What you have to do ▸ Go through the listing beneath and show each line containing the string "made".
+++ Excerpted records +++
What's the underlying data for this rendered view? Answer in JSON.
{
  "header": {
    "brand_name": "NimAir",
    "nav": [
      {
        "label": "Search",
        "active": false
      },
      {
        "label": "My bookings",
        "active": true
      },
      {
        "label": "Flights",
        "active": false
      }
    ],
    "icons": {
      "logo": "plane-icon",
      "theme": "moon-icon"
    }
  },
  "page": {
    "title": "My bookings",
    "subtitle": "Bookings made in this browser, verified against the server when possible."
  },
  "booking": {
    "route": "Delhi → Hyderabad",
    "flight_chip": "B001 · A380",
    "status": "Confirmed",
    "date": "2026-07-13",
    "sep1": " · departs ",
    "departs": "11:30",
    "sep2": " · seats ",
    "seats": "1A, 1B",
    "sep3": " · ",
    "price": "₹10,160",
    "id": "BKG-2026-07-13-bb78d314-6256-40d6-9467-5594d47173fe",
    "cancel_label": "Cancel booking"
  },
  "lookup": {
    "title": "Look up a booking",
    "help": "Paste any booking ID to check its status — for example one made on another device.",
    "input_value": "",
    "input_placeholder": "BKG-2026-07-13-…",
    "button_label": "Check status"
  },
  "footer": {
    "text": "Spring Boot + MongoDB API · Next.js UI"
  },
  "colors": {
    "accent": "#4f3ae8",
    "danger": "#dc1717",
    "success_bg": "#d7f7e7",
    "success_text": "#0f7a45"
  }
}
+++
Answer to the exercise ▸
    "subtitle": "Bookings made in this browser, verified against the server when possible."
    "help": "Paste any booking ID to check its status — for example one made on another device.",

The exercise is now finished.